Graduate Research Fellow, University of Illinois at Urbana-Champaign
Don't be afraid to try something and fail at it.
WHAT DO YOU DO?
I conduct research on nanoparticles and lymph nodes. I try to understand how nanoparticles interact with lymph nodes, and how I can use biodegradable nanoparticles as image contrast agents. The end goal is to use the nanoparticles to identify cancer cells that have spread to lymph nodes. I am a Bioengineer, and the general fields I work in are nanomaterials and microfluidics.
WHY DID YOU CHOOSE THIS FIELD?
I became interested in science because my middle school science teacher strongly encouraged me to participate in the county science fair. My parents have always supported and encouraged my education, and they insisted that I participate in the science fair as my teacher had suggested. After a few years of participating in the science fair, I realized that I really enjoyed the process of coming up with a project idea and collecting and analyzing data. When I started college, I had the option of joining an honors program that focused on conducting a long-term team-based research project. I thought conducting research would be similar to doing science fair projects, so I decided to participate in the program. My experiences in this program helped me realize that I really love doing research. During undergrad, I also had a minor in Nanoscale Science & Technology, which increased my interest in working on things at the nano- and micro-scale. Although I majored in Mechanical Engineering as an undergrad, I realized through my research experiences that I was really passionate about working on things that can improve human health. This ultimately led me to pursue a PhD in Bioengineering.
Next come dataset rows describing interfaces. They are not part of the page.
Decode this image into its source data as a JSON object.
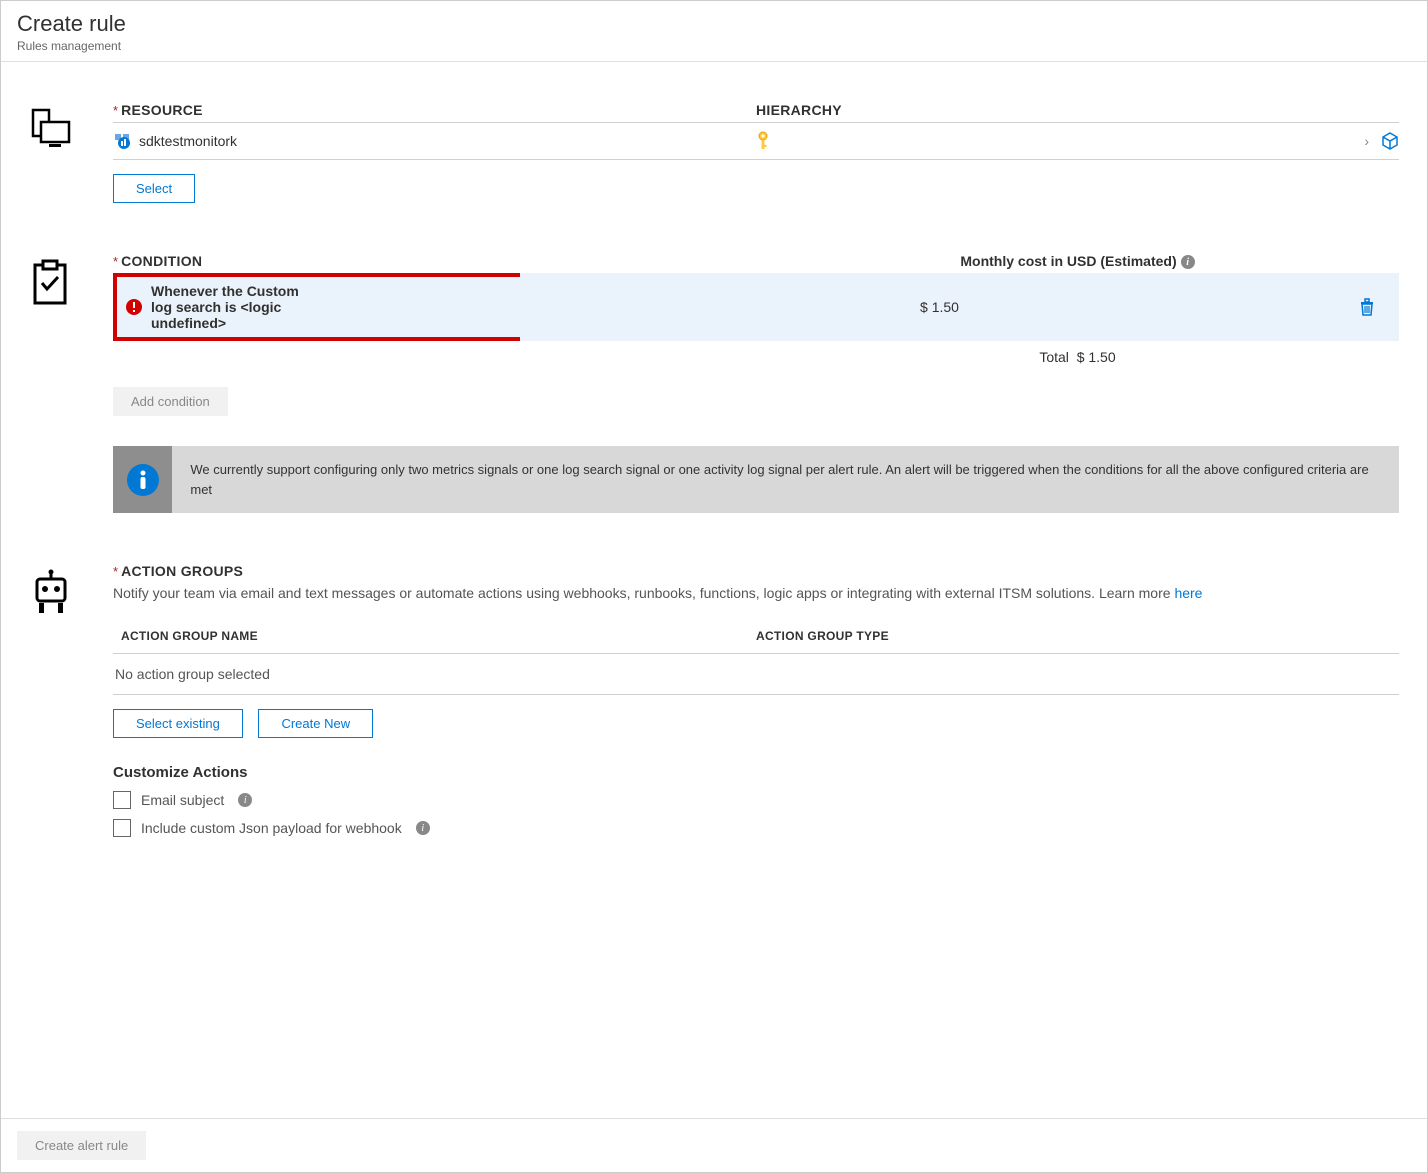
{
  "header": {
    "title": "Create rule",
    "subtitle": "Rules management"
  },
  "resource": {
    "label": "RESOURCE",
    "hierarchy_label": "HIERARCHY",
    "name": "sdktestmonitork",
    "select_button": "Select"
  },
  "condition": {
    "label": "CONDITION",
    "cost_label": "Monthly cost in USD (Estimated)",
    "item_text": "Whenever the Custom log search is <logic undefined>",
    "item_cost": "$ 1.50",
    "total_label": "Total",
    "total_cost": "$ 1.50",
    "add_button": "Add condition",
    "banner": "We currently support configuring only two metrics signals or one log search signal or one activity log signal per alert rule. An alert will be triggered when the conditions for all the above configured criteria are met"
  },
  "action_groups": {
    "label": "ACTION GROUPS",
    "description": "Notify your team via email and text messages or automate actions using webhooks, runbooks, functions, logic apps or integrating with external ITSM solutions. Learn more ",
    "learn_more": "here",
    "col_name": "ACTION GROUP NAME",
    "col_type": "ACTION GROUP TYPE",
    "no_data": "No action group selected",
    "select_existing": "Select existing",
    "create_new": "Create New",
    "customize_title": "Customize Actions",
    "email_subject": "Email subject",
    "include_json": "Include custom Json payload for webhook"
  },
  "footer": {
    "create_button": "Create alert rule"
  }
}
WHAT DO YOU LOOK AT & THINK, "I WISH YOUNGER ME WOULD HAVE KNOWN THIS WAS POSSIBLE?"
As a child, I used to read books about kids who had invented things and obtained patents for their inventions. I wanted to one day be an inventor with my own patents. Younger me would have been so excited to know that we submitted provisional patent applications for some of the things I've worked on as a graduate student.
WHY DO YOU LOVE WORKING IN STEM?
I love working in STEM because I feel like the work we do can really have a positive impact on the world. I love the feeling of suddenly coming up with an idea, or finally understanding why I obtained an unexpected result. Those are the moments I look forward to every day.
BEST ADVICE FOR NEXT GENERATION?
Don't be afraid to try something and fail at it. As students, we often become used to succeeding easily, for example getting an A in a class without putting in much effort. Sometimes it can be easy to give up when we see that we're not doing as well as we expected, or having more trouble understanding something than we usually do. To succeed in STEM, we have to be okay with sometimes failing at something. The important thing is to persevere even when we feel that we have "failed" at something, and to keep learning and using our experiences to move forward despite any perceived failure.
INSPO / FUN FACT
It's a tie between "Be fearless in the pursuit of what sets your soul on fire" and "When you want to succeed as bad as you want to breathe, then you will be successful"